He now weighs 28 stone, down 13 stone from his heaviest weight of 41 stone with the help of the Motivation weight management clinic.
He plans to do a triathlon this year, and run the Dublin marathon again to prepare for the gruelling Sahara race.
“It will be a major test for myself to see if I can do it,” he said. Mr Kirwan spoke out to encourage others to try to stick to their new year resolutions.
“I hear people talking about the weight they have to lose, and I would love to be at the stage where I only have a stone or two to lose. The only thing I can say is you have to keep with it; everyone has good days and bad days,” he said.
He will be seeking sponsorship for the Sahara trip which could cost in the region of €15,000, including training and physiotherapy.
Mr Kirwan said completing the 32nd Dublin City Marathon in December last was an “unbelievable” experience, even though he was the last person to cross the finishing line.
After struggling to find a scales that could weigh him accurately, he contacted the show in the Fix it Friday slot this time last year to help him determine how much his weight had ballooned since losing his job.
The six foot two inch man has since helped countless others to lose weight thanks to his own personal ‘operation transformation’.
Sticking with a rigid diet can “get a bit mundane, and you can get a bit bored”, but he said the whole process is “exciting” and is opening up “a whole new world” to him.
“This time last year I really thought there was no one out there my size. I’m trying to get the message out that if I can do it anyone can, ” he said.

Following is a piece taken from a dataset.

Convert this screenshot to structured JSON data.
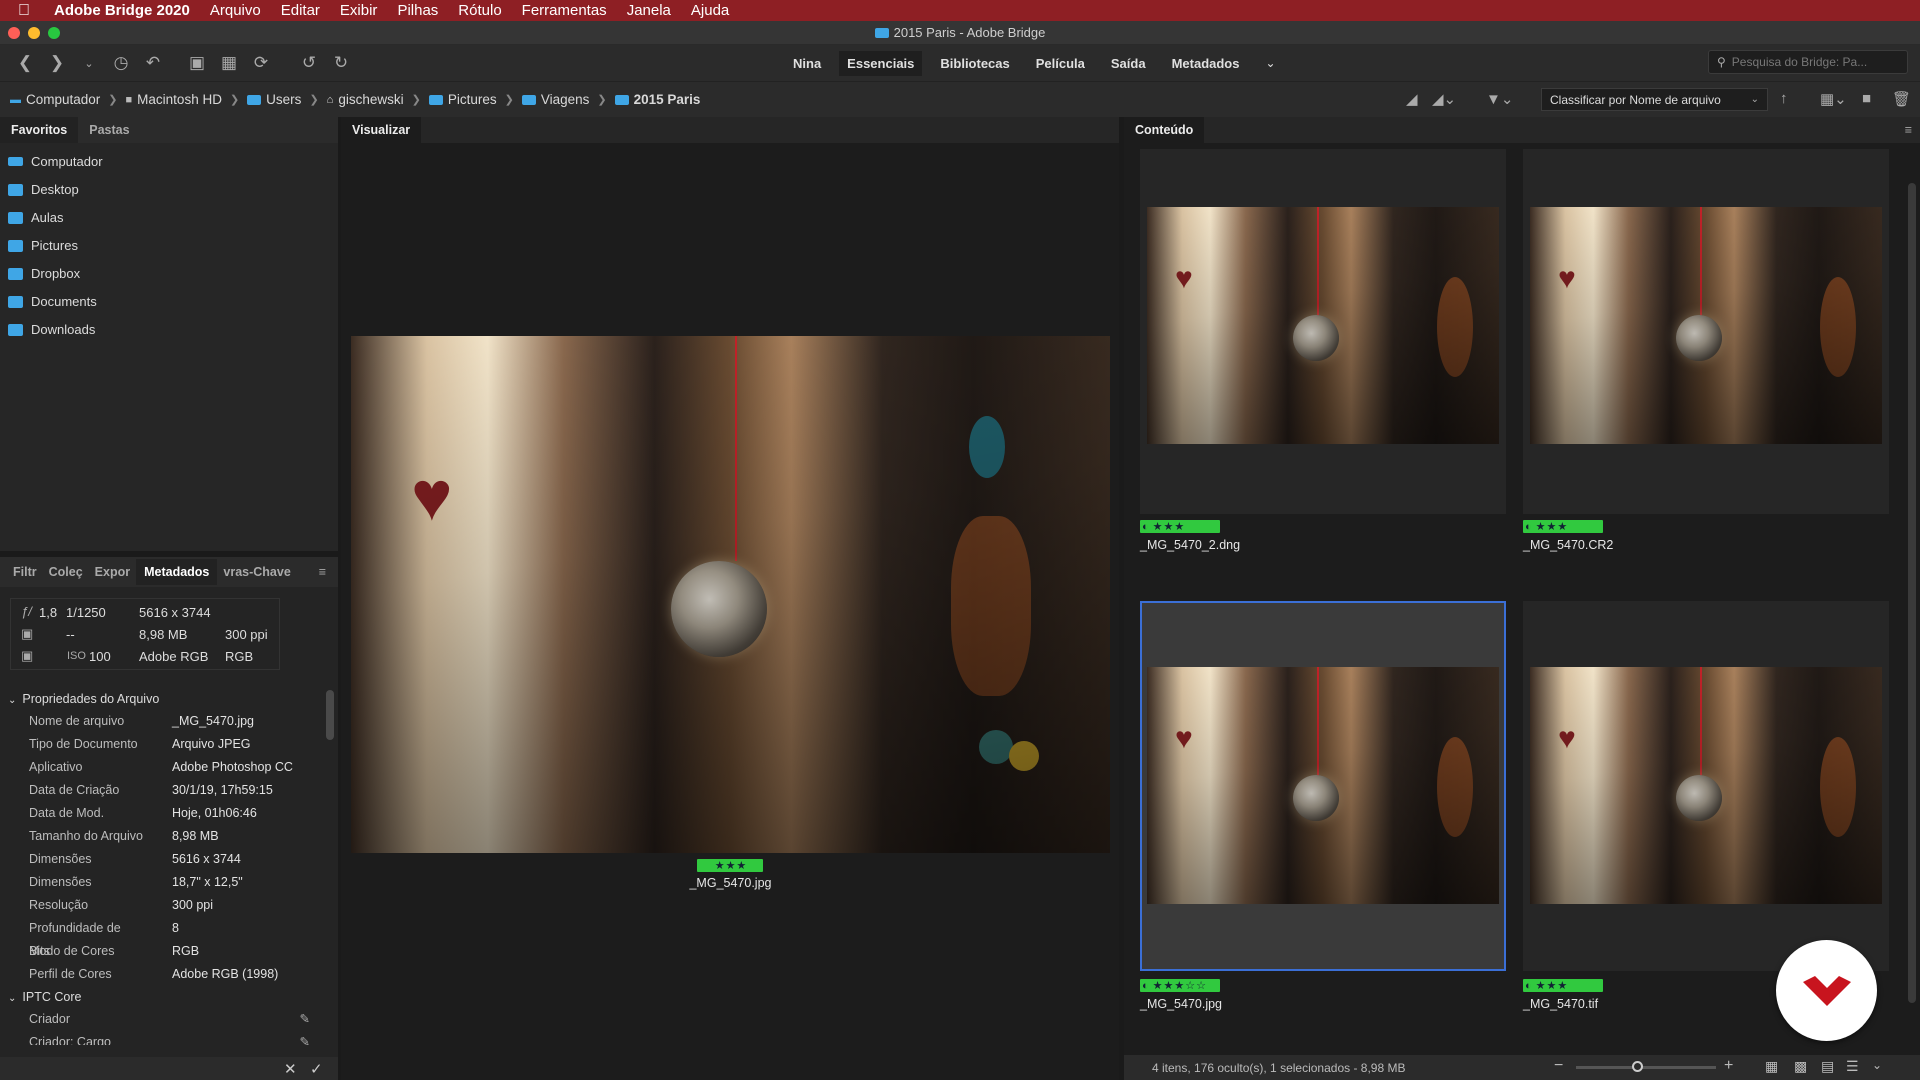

He now walks for eight hours a week, swims every day and does four personal training sessions a week, while his strict diet largely consists of chicken breasts, white fish, and vegetables.